==== Task inputs
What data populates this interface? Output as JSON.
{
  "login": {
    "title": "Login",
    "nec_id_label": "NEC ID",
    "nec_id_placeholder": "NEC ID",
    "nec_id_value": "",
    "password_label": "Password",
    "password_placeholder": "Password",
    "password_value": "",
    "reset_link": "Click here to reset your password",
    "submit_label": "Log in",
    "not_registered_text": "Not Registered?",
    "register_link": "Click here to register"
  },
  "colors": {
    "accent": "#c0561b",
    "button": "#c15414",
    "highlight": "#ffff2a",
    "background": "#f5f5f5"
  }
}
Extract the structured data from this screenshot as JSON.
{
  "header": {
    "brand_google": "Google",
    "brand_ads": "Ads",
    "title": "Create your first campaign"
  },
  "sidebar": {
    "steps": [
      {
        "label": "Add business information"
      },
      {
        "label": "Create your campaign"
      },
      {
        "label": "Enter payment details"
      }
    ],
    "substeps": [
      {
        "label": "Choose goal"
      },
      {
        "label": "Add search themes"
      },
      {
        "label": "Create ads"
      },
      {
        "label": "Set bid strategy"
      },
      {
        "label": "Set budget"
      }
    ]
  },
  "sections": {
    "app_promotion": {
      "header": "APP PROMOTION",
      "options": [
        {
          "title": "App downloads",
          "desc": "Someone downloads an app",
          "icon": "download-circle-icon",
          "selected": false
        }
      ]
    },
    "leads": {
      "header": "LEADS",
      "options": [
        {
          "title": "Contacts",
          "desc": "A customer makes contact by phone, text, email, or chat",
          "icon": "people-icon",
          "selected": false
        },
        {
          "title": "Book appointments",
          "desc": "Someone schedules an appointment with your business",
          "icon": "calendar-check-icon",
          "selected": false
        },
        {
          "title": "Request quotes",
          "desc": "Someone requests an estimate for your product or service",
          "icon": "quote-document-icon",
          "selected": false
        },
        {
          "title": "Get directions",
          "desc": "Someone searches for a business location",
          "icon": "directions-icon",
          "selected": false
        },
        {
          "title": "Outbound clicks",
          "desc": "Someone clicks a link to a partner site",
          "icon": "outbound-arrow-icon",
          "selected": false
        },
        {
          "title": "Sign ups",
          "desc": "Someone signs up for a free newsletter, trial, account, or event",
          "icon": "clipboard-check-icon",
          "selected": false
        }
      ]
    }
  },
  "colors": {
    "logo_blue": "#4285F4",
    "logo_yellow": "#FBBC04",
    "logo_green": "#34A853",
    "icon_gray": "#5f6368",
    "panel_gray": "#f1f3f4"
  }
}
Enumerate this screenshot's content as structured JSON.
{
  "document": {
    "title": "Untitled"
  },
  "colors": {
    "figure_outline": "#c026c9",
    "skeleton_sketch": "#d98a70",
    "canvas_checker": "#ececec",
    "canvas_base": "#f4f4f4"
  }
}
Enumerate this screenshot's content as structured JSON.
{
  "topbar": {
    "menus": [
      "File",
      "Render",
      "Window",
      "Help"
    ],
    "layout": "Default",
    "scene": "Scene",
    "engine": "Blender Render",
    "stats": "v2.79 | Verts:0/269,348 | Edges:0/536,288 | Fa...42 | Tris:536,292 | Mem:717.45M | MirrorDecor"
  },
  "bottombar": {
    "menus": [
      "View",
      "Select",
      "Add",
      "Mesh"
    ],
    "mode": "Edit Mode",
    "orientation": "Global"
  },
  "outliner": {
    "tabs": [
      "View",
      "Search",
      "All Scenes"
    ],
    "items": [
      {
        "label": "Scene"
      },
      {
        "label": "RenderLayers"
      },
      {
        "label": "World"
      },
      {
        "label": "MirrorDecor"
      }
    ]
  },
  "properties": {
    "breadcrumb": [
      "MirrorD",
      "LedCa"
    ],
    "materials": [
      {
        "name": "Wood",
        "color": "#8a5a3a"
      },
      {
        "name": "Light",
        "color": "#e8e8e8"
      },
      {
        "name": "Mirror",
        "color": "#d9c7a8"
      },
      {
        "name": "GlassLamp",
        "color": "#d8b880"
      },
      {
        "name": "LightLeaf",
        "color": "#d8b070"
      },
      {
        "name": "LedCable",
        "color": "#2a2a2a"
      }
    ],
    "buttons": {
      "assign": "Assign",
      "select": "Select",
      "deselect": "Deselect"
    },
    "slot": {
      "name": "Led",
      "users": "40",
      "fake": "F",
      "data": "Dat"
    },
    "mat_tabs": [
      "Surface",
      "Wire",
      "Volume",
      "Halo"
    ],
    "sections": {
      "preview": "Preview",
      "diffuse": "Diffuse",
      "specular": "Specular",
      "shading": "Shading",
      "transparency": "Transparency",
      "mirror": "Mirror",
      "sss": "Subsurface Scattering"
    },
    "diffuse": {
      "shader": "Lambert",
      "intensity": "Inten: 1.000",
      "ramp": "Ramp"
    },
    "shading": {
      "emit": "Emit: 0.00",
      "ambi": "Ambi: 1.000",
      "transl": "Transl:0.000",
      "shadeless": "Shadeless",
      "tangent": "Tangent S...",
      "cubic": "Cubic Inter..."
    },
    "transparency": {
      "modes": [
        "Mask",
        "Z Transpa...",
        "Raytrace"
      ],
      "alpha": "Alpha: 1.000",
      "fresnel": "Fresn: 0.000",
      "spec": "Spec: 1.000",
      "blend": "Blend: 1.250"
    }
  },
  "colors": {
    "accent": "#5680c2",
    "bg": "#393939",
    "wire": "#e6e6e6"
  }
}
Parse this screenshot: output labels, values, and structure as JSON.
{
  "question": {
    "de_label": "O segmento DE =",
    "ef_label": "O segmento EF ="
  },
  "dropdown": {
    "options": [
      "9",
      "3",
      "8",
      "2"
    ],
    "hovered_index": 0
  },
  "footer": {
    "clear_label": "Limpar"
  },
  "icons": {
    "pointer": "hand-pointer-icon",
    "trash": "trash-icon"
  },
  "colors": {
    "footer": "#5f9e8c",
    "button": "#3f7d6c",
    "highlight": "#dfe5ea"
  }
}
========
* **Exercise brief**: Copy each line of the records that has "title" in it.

* **Task result**:
    "title": "Login",
    "title": "Create your first campaign"
          "title": "App downloads",
          "title": "Contacts",
          "title": "Book appointments",
          "title": "Request quotes",
          "title": "Get directions",
          "title": "Outbound clicks",
          "title": "Sign ups",
    "title": "Untitled"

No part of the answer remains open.